Applications of Ideology in Economic Policy
SMC Affiliated Work
School of Economics and Business Administration
Speech consists of both subject and object. Violations of freedom of speech may assume the form of interfering with a speaker's presentation of an idea; or it may assume the form of interfering with the re-presentation of the idea. Interference with the subject or object of speech may occur when a subject is not permitted to present a full or accurate expression of speech or when the object of speech is mis-represented. Ideology operates on a plane involving relationships between the original presentation of an idea, the copying or re-presentation of the idea, and the mis-re-presentation of the copied idea. The following article takes the economic idea, ‘tax cuts create jobs’, and examines how this idea has undergone ideological transformation since the mid-18th century. The article draws both from Marx and Wittgenstein on how ideas change, and questions how the notions of ideology in both Marx and Wittgenstein might be integrated into a more developed approach to understanding ideology. The article identifies specific language techniques by means of which an original idea may be ideologically transformed over time, applying concepts such as: inversion, reversal, insertion, conversion, deletion, substitution, de-temporalization and universalization. The article concludes suggesting further development of the methodology and its application to case examples of ideas such as: ‘Free trade benefits all’, ‘Income inequality is a function of individual productivity’, and ‘Markets are always more efficient than public investment’.

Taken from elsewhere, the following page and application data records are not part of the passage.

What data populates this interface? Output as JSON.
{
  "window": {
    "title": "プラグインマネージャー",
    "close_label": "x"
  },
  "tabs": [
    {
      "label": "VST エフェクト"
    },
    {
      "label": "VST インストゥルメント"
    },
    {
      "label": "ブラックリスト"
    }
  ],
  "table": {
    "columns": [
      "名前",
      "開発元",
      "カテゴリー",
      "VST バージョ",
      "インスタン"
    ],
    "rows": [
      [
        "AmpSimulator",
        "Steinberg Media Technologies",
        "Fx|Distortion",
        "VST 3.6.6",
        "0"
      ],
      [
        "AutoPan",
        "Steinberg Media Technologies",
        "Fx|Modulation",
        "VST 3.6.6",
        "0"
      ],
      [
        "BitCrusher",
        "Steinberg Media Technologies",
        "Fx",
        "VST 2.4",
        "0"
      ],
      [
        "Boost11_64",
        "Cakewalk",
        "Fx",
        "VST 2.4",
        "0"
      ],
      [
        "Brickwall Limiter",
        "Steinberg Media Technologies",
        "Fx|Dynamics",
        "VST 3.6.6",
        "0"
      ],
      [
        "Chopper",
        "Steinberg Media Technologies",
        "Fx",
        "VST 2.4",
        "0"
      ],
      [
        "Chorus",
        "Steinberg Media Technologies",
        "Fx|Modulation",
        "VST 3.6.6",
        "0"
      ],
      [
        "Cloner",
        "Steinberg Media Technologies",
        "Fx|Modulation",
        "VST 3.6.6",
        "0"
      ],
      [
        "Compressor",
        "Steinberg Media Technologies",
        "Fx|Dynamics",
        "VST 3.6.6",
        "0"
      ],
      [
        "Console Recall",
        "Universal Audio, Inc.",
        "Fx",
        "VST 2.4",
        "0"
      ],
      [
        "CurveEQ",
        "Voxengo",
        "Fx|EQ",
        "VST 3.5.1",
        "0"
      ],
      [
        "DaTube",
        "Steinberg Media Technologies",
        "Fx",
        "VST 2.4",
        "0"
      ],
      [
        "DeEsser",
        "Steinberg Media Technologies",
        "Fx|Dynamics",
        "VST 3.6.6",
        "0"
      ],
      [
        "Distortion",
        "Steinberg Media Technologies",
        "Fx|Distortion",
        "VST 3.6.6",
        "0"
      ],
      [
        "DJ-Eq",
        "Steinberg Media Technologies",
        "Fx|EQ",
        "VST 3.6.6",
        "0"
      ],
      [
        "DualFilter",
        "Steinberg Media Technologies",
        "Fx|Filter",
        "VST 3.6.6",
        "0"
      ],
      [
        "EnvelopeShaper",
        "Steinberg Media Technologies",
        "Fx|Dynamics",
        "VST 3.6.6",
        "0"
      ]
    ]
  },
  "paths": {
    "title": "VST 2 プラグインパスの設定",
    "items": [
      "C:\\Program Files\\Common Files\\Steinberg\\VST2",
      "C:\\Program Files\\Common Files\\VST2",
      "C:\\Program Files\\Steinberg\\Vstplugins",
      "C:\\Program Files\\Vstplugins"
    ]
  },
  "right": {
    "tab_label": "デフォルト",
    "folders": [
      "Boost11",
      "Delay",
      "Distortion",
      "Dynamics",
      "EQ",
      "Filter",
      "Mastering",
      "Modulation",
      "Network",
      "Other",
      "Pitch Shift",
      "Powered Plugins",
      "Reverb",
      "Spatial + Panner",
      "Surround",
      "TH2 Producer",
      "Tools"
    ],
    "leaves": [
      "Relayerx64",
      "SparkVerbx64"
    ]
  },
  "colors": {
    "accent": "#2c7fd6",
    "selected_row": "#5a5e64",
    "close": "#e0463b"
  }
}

Ideology, Misrepresentation, Tax Cuts, Create Jobs, Karl Marx, Ludwig Wittgenstein, Language Games
Business | Economics
Rasmus, J. (2009). Applications of Ideology in Economic Policy. Critique, 37(4), 651-664
Rasmus, Jack. Applications of Ideology in Economic Policy (2009). Critique. 37 (4), 651-664. 10.1080/03017600903205799 [article]. https://digitalcommons.stmarys-ca.edu/school-economics-business-faculty-works/385